Barry’s 1st book, and the 2nd one I read. It takes place in the modern day, but it’s written more like a satire. Most of the main characters in this book uses a false name, like screen names on the internet. The lead is man called SCAT, who comes up with a bright idea for new version of coca-cola, called FUKK (pronounced as it sounds, I assume). He goes to Coke HQ to pitch the idea to one of their executives, a woman called SIX, whom Scat instantly falls in love (although he already has a girlfriend, an aspiring modeled named Cindy who later takes the name BABEALICIOUS). Six has no interest in Scat (she claims to be a lesbian), and initially tries to steal his idea and take all the credit for herself. Scat interrupts her pitch meeting with the board, and they agree to work on the project together, until they discover that they’ve both been ripped off by Scat’s roommate, SNEAKY PETE (you’d think with a name like that, you’d know not to trust him in the first place), who already registered the trademark for Fukk, and then gets a job at Coke (with a secretary named “@”) to produce and promote, leaving Six jobless and Scat homeless.
Eventually Scat tracks down Six and they team up to come up with a new ad campaign to get back at Sneaky Pete, and then get involved in Coke’s most ambitious campaign ever: a big budget sci-fi film, starring A-lister actors like Brad Pitt and Tom Cruise, which is really just a two hour Coke commercial. This is a really funny and entertaining book. Probably my favorite of the bunch.
Barry’s 2nd book is probably the hardest to describe. An eager young man named Stephen gets hired as a salesmen @ a company called Zephyr Holdings where nothing appears to be exactly what it seems. Management is secretive, rules are random, and employees feel like lab rats that are part of some large bizarre experiment. Most employees just go along with the nonsensical policies, like the Meeting That Never Ends, and spend more time focusing on the daily minutia of office life, but Stephen can’t just let it go, and when he realizes that his job seems to involve selling packages to other departments within the company, he becomes determined to find out exactly what’s going on. It’s like DILBERT or OFFICE SPACE on crack.
Barry’s most recent book, which began as an experiment on his website. He would just write it, making it up as he went along, and posting it online for free. I recall reading a few chapters once and awhile on the site, but didn’t really pay attention until it was collected and published. Charles Neumann (that last name is foreshadowing) is a brilliant engineer whose leg is crushed in a random accident @ work, forcing it to be amputated. He replaces it with a prosthetic of his own design, which he quickly realizes is much more efficient than his real leg. So he arranges for another “accident” in order to have his second leg amputated. He continues making improves on his legs, which earn millions for his company, but he’s not satisfied there. He continues to arrange to have other body parts removed with his own superior replacements. But where does it all end?

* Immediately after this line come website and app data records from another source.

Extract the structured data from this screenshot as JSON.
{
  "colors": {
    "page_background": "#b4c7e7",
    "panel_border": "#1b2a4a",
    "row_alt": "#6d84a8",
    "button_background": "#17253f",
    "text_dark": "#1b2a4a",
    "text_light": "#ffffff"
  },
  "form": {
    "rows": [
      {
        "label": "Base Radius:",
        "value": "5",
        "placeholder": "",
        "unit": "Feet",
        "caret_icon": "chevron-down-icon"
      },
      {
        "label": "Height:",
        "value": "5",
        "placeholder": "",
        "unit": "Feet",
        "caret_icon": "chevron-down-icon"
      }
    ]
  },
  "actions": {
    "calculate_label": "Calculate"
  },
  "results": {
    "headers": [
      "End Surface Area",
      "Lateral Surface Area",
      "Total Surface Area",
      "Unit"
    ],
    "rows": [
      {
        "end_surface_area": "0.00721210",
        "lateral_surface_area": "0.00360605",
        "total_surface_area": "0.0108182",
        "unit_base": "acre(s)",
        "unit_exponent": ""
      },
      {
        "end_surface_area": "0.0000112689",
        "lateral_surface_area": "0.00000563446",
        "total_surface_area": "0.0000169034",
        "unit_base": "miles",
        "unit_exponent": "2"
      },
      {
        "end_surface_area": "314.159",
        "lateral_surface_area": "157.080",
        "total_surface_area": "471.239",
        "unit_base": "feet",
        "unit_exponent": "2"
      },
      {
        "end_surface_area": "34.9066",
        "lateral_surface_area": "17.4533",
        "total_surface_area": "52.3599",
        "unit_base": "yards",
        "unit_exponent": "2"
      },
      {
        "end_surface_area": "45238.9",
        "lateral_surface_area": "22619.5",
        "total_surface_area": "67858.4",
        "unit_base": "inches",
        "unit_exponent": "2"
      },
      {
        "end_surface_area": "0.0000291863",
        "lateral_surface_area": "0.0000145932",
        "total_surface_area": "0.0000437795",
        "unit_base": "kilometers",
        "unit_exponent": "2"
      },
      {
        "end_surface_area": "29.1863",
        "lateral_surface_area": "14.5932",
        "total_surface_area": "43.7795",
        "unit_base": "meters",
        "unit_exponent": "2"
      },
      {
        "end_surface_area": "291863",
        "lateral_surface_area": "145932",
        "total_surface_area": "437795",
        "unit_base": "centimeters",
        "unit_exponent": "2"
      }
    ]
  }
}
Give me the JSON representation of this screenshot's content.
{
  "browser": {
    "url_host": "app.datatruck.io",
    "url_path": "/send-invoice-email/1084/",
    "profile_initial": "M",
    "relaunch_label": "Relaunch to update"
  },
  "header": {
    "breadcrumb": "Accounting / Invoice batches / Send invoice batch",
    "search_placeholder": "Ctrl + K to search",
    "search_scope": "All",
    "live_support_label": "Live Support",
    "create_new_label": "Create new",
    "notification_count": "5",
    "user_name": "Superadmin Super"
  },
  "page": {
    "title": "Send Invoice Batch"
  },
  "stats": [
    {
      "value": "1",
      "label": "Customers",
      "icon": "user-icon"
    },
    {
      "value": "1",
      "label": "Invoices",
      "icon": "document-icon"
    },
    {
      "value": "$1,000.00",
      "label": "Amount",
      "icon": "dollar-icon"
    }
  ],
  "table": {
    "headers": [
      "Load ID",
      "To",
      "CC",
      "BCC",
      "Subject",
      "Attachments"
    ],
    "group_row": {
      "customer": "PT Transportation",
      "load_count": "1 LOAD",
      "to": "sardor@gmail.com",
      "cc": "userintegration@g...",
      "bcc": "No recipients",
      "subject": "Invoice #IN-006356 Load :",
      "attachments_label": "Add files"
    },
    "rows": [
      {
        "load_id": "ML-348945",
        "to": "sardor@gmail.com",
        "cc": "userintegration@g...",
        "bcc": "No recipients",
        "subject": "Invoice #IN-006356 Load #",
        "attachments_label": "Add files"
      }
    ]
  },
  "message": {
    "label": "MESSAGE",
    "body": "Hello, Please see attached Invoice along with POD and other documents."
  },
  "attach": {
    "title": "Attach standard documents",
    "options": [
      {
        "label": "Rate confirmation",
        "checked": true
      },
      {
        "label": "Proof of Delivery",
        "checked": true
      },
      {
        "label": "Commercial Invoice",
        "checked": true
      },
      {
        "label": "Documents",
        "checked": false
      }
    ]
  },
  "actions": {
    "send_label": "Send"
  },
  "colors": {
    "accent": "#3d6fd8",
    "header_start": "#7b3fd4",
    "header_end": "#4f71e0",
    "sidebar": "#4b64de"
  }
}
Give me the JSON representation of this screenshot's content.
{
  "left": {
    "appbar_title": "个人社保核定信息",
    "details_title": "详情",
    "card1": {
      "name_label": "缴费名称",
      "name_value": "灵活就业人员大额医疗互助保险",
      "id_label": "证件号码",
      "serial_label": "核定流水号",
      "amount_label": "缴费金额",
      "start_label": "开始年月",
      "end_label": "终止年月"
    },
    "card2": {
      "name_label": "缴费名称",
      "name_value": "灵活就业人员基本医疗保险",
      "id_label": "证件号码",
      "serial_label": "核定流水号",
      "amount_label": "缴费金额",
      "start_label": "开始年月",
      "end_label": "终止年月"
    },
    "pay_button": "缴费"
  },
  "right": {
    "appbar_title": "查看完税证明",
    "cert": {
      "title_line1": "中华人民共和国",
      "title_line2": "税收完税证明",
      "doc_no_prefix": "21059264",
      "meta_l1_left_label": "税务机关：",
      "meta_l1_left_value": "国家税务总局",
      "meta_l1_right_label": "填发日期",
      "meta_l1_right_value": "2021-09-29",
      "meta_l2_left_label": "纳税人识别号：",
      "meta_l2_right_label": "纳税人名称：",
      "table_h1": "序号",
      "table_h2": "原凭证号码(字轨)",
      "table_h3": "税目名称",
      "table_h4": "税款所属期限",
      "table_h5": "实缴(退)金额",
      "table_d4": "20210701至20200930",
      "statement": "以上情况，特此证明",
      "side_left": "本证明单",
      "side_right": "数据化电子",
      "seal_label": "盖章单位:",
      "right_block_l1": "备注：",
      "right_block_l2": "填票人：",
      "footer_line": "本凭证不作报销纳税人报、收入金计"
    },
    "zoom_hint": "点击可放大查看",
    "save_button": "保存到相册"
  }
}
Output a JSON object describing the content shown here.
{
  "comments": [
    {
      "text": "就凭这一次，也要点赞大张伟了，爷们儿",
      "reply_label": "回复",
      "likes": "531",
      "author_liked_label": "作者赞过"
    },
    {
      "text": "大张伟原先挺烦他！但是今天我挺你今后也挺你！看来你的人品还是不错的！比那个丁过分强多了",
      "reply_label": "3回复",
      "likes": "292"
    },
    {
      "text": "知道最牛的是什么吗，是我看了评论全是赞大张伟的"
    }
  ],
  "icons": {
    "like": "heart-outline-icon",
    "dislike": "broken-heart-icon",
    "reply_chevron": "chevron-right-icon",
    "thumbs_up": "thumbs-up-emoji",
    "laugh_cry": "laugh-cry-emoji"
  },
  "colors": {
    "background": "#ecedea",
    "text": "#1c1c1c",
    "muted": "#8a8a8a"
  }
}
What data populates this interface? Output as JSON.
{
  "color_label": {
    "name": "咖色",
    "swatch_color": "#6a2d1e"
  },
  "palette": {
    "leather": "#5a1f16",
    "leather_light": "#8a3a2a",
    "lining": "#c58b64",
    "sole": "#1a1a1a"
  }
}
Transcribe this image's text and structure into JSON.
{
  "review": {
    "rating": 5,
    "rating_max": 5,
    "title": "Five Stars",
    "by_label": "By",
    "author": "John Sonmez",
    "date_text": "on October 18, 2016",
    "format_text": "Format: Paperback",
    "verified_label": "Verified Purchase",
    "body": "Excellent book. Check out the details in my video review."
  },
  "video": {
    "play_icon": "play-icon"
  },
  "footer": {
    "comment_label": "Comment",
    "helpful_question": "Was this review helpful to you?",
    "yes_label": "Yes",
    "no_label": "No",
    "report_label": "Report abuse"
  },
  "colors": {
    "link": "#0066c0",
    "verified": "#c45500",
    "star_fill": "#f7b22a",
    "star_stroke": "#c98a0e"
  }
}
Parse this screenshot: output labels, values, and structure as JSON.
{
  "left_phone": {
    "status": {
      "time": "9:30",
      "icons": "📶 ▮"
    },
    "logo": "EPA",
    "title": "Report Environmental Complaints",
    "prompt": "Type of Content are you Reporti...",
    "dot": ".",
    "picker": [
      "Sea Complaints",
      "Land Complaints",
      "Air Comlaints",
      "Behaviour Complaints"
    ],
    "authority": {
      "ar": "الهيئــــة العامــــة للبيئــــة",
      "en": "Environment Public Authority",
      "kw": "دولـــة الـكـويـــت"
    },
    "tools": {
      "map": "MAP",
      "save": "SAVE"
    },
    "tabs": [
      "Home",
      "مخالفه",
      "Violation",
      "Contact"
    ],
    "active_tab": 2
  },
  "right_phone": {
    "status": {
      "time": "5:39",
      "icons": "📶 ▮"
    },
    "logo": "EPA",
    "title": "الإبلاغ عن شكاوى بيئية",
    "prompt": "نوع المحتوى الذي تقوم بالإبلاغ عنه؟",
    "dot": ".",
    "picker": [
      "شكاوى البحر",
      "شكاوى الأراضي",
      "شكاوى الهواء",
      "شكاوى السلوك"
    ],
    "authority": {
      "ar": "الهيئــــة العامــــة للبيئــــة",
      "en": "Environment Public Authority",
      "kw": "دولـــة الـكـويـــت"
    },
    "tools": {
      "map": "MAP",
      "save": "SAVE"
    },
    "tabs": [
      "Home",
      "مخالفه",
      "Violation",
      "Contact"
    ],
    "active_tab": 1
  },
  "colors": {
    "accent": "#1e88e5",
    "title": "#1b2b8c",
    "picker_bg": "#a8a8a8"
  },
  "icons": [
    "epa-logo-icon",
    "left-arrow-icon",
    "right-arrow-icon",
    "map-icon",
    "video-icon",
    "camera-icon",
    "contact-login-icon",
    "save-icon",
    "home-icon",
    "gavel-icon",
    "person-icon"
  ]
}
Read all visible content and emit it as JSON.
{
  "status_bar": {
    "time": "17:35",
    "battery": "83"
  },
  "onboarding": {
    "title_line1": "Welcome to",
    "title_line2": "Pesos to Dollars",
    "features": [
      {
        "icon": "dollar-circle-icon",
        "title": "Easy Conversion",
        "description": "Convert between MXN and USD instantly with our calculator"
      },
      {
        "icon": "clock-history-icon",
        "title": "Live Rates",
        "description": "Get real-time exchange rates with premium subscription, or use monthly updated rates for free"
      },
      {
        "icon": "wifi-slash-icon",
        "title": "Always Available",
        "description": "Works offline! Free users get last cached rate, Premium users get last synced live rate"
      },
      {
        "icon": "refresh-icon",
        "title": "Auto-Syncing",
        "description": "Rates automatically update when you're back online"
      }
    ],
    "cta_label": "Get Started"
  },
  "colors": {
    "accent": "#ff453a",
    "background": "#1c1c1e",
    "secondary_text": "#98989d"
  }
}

That’s the thing I love about this book, it’s an entertaining story, first and foremost, but is also rather proactive in the issues it raises while reading it. We’re living in an increasingly digital world, where people are practically strapped to their various mobile devices. How dependent are we becoming these machines which enhance our lives? I can’t help but feel that Machine Man represents a world which is not TOO far off. Excellent book.
All of Max Barry’s books can be found on Amazon, of whichever country you’re in, and you can find out more on his website: http://maxbarry.com/